Sissy!The Effeminate Paradox in Postwar US Literature and Culture expands on recent cultural criticism that focuses on the ways men and boys deemed to be feminine have been—and continue to be—condemned for their personalities and behavior. Critic Harry Thomas Jr. does not dismiss this approach, but rather identifies it as merely one side of a coin. On the other side, he asserts, the opposite exists: an American artistic tradition that celebrates and affirms effeminate masculinity.
The author argues that effeminate men and boys are generally portrayed using the grotesque, an artistic mode concerned with the depictions of hybrid bodies. Thomas argues that the often grotesque imagery used to depict effeminate men evokes a complicated array of emotions, a mix of revulsion and fascination that cannot be completely separated from one another.
Thomas looks to the sissies in the 1940s novels of Truman Capote and Carson McCullers; the truth-telling flaming princesses of James Baldwin’s Giovanni’s Room; the superstardom of pop culture icon Liberace; the prophetic queens of Tony Kushner’s Angels in America; and many others to demonstrate how effeminate men have often been adored because they are seen as the promise of a different world, one free from the bounds of heteronormativity.

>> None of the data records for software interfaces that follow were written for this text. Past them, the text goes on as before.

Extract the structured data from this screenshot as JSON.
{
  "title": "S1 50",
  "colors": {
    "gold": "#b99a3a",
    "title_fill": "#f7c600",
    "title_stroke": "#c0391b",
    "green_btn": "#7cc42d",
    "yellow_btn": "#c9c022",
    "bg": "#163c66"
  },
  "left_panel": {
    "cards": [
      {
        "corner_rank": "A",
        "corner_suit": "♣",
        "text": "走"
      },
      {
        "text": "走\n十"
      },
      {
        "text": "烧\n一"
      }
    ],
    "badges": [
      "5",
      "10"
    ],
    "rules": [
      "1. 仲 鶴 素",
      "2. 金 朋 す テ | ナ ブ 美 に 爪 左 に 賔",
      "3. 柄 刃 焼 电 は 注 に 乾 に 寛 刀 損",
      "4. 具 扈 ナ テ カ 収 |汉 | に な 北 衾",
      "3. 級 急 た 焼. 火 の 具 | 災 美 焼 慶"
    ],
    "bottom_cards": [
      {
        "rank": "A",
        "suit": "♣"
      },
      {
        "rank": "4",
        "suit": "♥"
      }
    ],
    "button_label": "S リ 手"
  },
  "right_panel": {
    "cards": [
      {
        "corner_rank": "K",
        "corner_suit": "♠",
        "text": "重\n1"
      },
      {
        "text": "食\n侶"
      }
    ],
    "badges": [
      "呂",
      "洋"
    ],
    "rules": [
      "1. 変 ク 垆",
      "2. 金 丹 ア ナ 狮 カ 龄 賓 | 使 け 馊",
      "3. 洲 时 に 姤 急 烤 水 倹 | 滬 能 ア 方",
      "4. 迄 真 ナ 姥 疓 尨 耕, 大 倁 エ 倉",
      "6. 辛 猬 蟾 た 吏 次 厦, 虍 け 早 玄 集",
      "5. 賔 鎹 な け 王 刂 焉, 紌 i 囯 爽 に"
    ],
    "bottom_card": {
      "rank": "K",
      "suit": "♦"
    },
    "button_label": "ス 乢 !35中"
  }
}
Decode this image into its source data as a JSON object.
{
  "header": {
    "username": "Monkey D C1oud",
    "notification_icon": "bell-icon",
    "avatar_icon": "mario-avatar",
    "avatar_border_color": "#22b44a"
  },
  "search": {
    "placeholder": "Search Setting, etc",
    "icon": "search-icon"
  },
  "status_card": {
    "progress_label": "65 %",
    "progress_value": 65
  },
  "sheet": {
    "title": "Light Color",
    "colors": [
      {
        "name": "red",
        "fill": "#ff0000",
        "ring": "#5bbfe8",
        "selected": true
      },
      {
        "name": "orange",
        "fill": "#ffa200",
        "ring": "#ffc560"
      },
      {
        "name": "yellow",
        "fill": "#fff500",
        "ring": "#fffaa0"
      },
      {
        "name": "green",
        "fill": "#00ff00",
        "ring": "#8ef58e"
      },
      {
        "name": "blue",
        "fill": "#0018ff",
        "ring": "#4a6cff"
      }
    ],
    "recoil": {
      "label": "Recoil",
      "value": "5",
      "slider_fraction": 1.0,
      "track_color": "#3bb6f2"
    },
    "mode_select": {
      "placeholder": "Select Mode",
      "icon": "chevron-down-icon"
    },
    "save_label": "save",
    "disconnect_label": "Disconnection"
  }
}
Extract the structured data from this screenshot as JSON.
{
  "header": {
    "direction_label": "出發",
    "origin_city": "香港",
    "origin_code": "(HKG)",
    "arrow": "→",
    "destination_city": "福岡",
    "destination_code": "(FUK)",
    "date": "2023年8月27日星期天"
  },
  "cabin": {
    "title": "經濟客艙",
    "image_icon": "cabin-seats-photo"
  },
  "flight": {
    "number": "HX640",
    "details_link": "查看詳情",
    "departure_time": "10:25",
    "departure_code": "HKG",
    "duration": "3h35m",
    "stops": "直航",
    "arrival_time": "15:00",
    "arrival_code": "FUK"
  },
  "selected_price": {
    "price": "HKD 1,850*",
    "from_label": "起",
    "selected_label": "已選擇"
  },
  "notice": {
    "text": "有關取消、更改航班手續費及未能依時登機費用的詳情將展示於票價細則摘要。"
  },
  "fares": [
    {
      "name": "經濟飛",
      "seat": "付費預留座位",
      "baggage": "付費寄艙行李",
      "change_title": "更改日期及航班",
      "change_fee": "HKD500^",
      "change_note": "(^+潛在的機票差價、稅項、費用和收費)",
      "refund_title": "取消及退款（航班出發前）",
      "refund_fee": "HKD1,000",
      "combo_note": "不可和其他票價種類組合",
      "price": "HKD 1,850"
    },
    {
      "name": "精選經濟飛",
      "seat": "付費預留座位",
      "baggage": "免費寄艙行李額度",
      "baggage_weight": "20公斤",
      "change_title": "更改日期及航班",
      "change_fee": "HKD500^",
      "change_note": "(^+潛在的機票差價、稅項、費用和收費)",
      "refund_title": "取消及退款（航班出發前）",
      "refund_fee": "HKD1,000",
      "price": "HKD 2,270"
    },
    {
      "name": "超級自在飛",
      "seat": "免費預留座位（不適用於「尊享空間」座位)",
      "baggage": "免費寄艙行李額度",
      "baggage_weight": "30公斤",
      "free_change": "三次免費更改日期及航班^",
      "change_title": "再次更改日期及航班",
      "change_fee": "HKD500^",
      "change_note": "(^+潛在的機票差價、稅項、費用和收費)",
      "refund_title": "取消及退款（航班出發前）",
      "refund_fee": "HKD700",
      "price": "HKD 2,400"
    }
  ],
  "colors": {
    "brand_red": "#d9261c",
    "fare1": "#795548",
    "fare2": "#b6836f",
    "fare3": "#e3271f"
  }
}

Sissy! offers an unprecedented and counterintuitive overview of cultural and artistic attitudes toward male effeminacy in post–World War II America and provides a unique and contemporary reinterpretation of the “sissy” figure in modern art and literature.

Harry Thomas Jr. teaches high school English and sponsors the Gender and Sexuality Alliance at Durham Academy in Durham, North Carolina. His work has been published in Twentieth Century Literature, Atlanta Journal-Constitution, and Rolling Stone.

“Complicating Michael Kimmel’s “specter of the sissy” motif in American manhood, Thomas illuminates the flip side of masculinity through his discussion of “fascinating effeminacy.” Thomas begins with the dilemma of a culture that murders men for effeminacy but also promotes drag figures such as RuPaul on television. Moving from this contradiction, Thomas reads a variety of texts from James Baldwin's Giovanni’s Room (1956) to Twilight and Angels in America to point up the paradox surrounding effeminate men in post–WW II American culture and to illuminate the contexts in which they sparkle or shine. Thomas argues that stereotypically, effeminate men are shunned but in fact they are treated as both objects of fascination and threats to the dominant order. He articulates the grotesque as the means by which effeminacy is most often portrayed, tying it to notions of hybridity that further the effeminate paradox in American culture. Thomas’s work provides a valuable corrective and adds to masculinity studies, reminding readers of the fluidity of gender categories and the importance of refusing to reify rigid gender binaries or to accept heteronormative visions of the world. Highly recommended.”

“In an era of increasing gender tumult, Sissy! The Effeminate Paradox in Postwar US Literature and Culture represents a rumination on the nature and consequences of effeminacy that is both relevant and timely.”
—Peter Hennen, author of Faeries, Bears, and Leathermen: Men in Community Queering the Masculine

“A much-needed intervention in the exploration of male femininity in US literature and culture from World War II to the present. Importantly, it helps to explain the ways that both mainstream American culture and gay culture continue to blur the lines between gender and sexuality in constructions of nonnormative and, as Thomas usefully calls them, ‘hegemonic’ masculinities.”
—Michael P. Bibler, author of Cotton’s Queer Relations: Same-Sex Intimacy and the Literature of the Southern Plantation, 1936–1968

Winner of the Elizabeth Agee Prize in American Literature